'Ex Machina's' Cold A.I. Story Filmed Amid Resplendent Norwegian Vitality
Images via YouTube
“Ex Machina” is cold but never impersonal; it’s calculating but rarely sinister. It’s about androids, the Internet and computers, but it’s so much about life and vitality. Part of the reason this movie succeeds in the manner it does is the location, which allows for the biggest dichotomy of all.
Alex Garland, who has penned such moody classics as “Sunshine” and “29 Days Later” takes directorial duties for the first time with a film that dazzles the eye and massages the mind.
Now it would have been so easy to infuse the movie with far too much gloom and nuance. However, as you may soon find, there is enough humor, pace and energy to captivate the audience for over 100 minutes.
Now as we mentioned, much of this is the location, which, for lack of a better phrase, is obscenely gorgeous.

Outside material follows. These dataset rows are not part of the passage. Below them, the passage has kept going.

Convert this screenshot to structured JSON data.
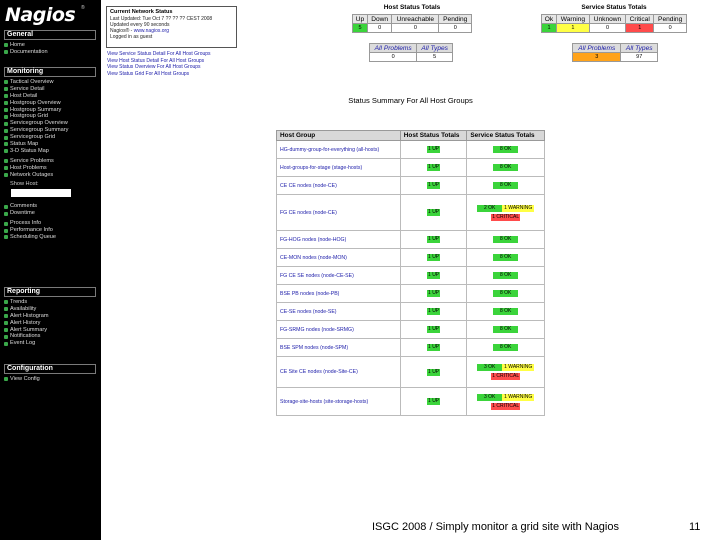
{
  "sidebar": {
    "logo": "Nagios",
    "logo_mark": "®",
    "sections": [
      {
        "title": "General",
        "items": [
          "Home",
          "Documentation"
        ]
      },
      {
        "title": "Monitoring",
        "items": [
          "Tactical Overview",
          "Service Detail",
          "Host Detail",
          "Hostgroup Overview",
          "Hostgroup Summary",
          "Hostgroup Grid",
          "Servicegroup Overview",
          "Servicegroup Summary",
          "Servicegroup Grid",
          "Status Map",
          "3-D Status Map"
        ],
        "items2": [
          "Service Problems",
          "Host Problems",
          "Network Outages"
        ],
        "show_host_label": "Show Host:",
        "items3": [
          "Comments",
          "Downtime"
        ],
        "items4": [
          "Process Info",
          "Performance Info",
          "Scheduling Queue"
        ]
      },
      {
        "title": "Reporting",
        "items": [
          "Trends",
          "Availability",
          "Alert Histogram",
          "Alert History",
          "Alert Summary",
          "Notifications",
          "Event Log"
        ]
      },
      {
        "title": "Configuration",
        "items": [
          "View Config"
        ]
      }
    ]
  },
  "status_box": {
    "title": "Current Network Status",
    "lines": [
      "Last Updated: Tue Oct 7 ?? ?? ?? CEST 2008",
      "Updated every 90 seconds",
      "Nagios® - ",
      "Logged in as guest"
    ],
    "nagios_link": "www.nagios.org"
  },
  "view_links": [
    "View Service Status Detail For All Host Groups",
    "View Host Status Detail For All Host Groups",
    "View Status Overview For All Host Groups",
    "View Status Grid For All Host Groups"
  ],
  "host_totals": {
    "title": "Host Status Totals",
    "headers": [
      "Up",
      "Down",
      "Unreachable",
      "Pending"
    ],
    "values": [
      "5",
      "0",
      "0",
      "0"
    ],
    "sub_headers": [
      "All Problems",
      "All Types"
    ],
    "sub_values": [
      "0",
      "5"
    ]
  },
  "service_totals": {
    "title": "Service Status Totals",
    "headers": [
      "Ok",
      "Warning",
      "Unknown",
      "Critical",
      "Pending"
    ],
    "values": [
      "1",
      "1",
      "0",
      "1",
      "0"
    ],
    "sub_headers": [
      "All Problems",
      "All Types"
    ],
    "sub_values": [
      "3",
      "97"
    ]
  },
  "summary": {
    "title": "Status Summary For All Host Groups",
    "headers": [
      "Host Group",
      "Host Status Totals",
      "Service Status Totals"
    ],
    "rows": [
      {
        "group": "HG-dummy-group-for-everything (all-hosts)",
        "hosts": "1 UP",
        "services": [
          "8 OK"
        ]
      },
      {
        "group": "Host-groups-for-stage (stage-hosts)",
        "hosts": "1 UP",
        "services": [
          "8 OK"
        ]
      },
      {
        "group": "CE CE nodes (node-CE)",
        "hosts": "1 UP",
        "services": [
          "8 OK"
        ]
      },
      {
        "group": "FG CE nodes (node-CE)",
        "hosts": "1 UP",
        "services": [
          "2 OK",
          "1 WARNING",
          "1 CRITICAL"
        ]
      },
      {
        "group": "FG-HOG nodes (node-HOG)",
        "hosts": "1 UP",
        "services": [
          "8 OK"
        ]
      },
      {
        "group": "CE-MON nodes (node-MON)",
        "hosts": "1 UP",
        "services": [
          "8 OK"
        ]
      },
      {
        "group": "FG CE SE nodes (node-CE-SE)",
        "hosts": "1 UP",
        "services": [
          "8 OK"
        ]
      },
      {
        "group": "BSE PB nodes (node-PB)",
        "hosts": "1 UP",
        "services": [
          "8 OK"
        ]
      },
      {
        "group": "CE-SE nodes (node-SE)",
        "hosts": "1 UP",
        "services": [
          "8 OK"
        ]
      },
      {
        "group": "FG-SRMG nodes (node-SRMG)",
        "hosts": "1 UP",
        "services": [
          "8 OK"
        ]
      },
      {
        "group": "BSE SPM nodes (node-SPM)",
        "hosts": "1 UP",
        "services": [
          "8 OK"
        ]
      },
      {
        "group": "CE Site CE nodes (node-Site-CE)",
        "hosts": "1 UP",
        "services": [
          "3 OK",
          "1 WARNING",
          "1 CRITICAL"
        ]
      },
      {
        "group": "Storage-site-hosts (site-storage-hosts)",
        "hosts": "1 UP",
        "services": [
          "3 OK",
          "1 WARNING",
          "1 CRITICAL"
        ]
      }
    ]
  },
  "footer": "ISGC 2008 / Simply monitor a grid site with Nagios",
  "page_number": "11",
  "colors": {
    "ok": "#3bd43b",
    "warning": "#ffff44",
    "critical": "#ff4b4b",
    "pending_orange": "#ffa31a"
  }
}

While you will have to see the film to get the full complement of Norway’s sweeping vistas, the trailer gives some semblance of what we are talking about here:

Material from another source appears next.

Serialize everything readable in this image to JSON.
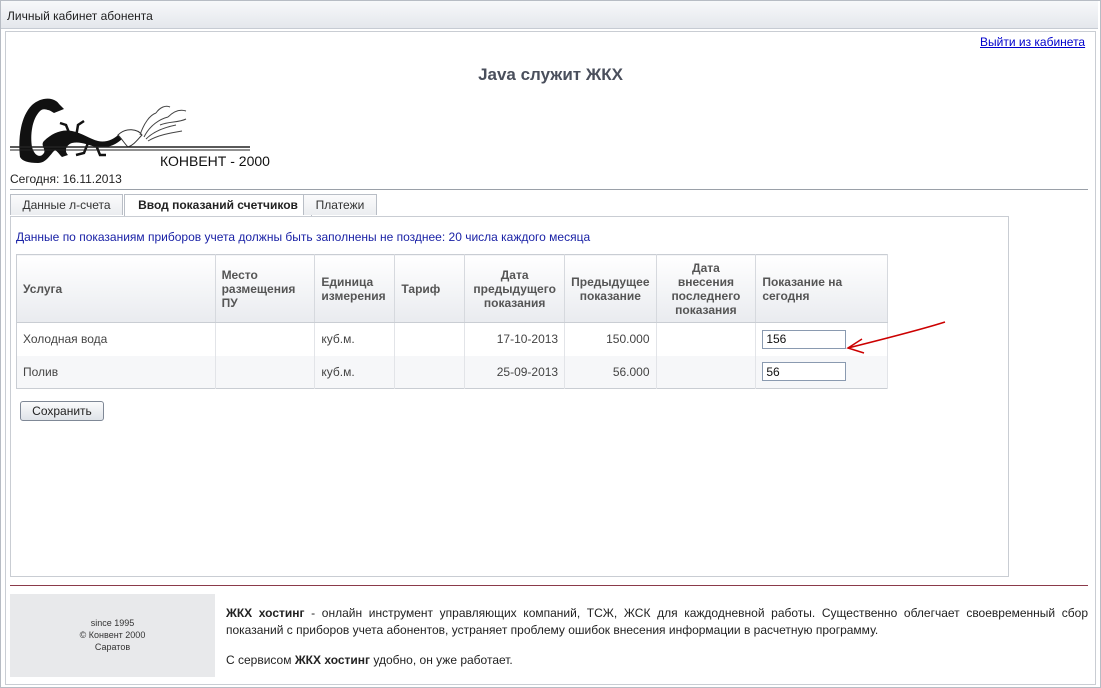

IMDB hints at the various locales that served as a backdrop for the likes of Alicia Vikander, Domhnall Gleeson, Oscar Isaac and Sonoya Mizuno.
Both the Valldal valley and Sognefjord in Norway were used for scenes that grab you from the very outset of the film.
In fact, we are instantly hit with juxtaposition from the start, seeing pristine white ground followed by a verdant valley so lush you will want to buy a ticket to the locale from your movie seat.
While Pinewood Studios in England was used for shots, Nathan’s (Isaac) haven from the rest of society was captured at the very real Juvet Landscape Hotel, Alstad (Valldal, Norway).
A YouTuber caught some of the resort in a video a few years ago:
Here’s another glimpse thanks to Juvet Landscape’s channel:
The Independent’s Celia Topping offers a bit more on the history of the hotel nestled in such a picturesque setting: “Designed by Norwegian architects Jensen and Skodvin and opened five years ago, Juvet Landscape Hotel has won plaudits for its organic simplicity, modern design and tranquil setting. It was built as part of a government initiative to develop 18 National Tourist Routes throughout Norway that would improve infrastructure and introduce modern architecture – viewpoints, rest stops and accommodation – to highlight the country's dramatic landscapes.”
The hotel’s website offers more information for those who would like to delve into truly luxurious and lush landscape.
As a sampling of what you can expect to pay, the website states “A double room with breakfast costs NOK 1,450 ($186) per person in a double room. If you would like a three-course evening meal, the price is an additional NOK 500 ($64).”
And apologies, there is no mention of any sentient beings lurking within the resort area, which may or may not be a good thing depending on what you think of the possible advent of artificial intelligence.
But Garland certainly gives you plenty to talk about as you walk with a dizzy afterglow from the darkened theater.
In your mind machines don’t have to be a collection of parts and circuitry. And the idea of consciousness becomes gloriously murky.
While it’s Garland’s brilliance that wins the day, a small part of the accolades go to the destination. Norway provides the cool and eerily calm as well as the lush and teeming with life.
Putting that on display was the perfect platter on which to serve this truly delightful dish.
More by Gabe Zaldivar
Get Travel Deals and Travel News
Recent Travel Opinions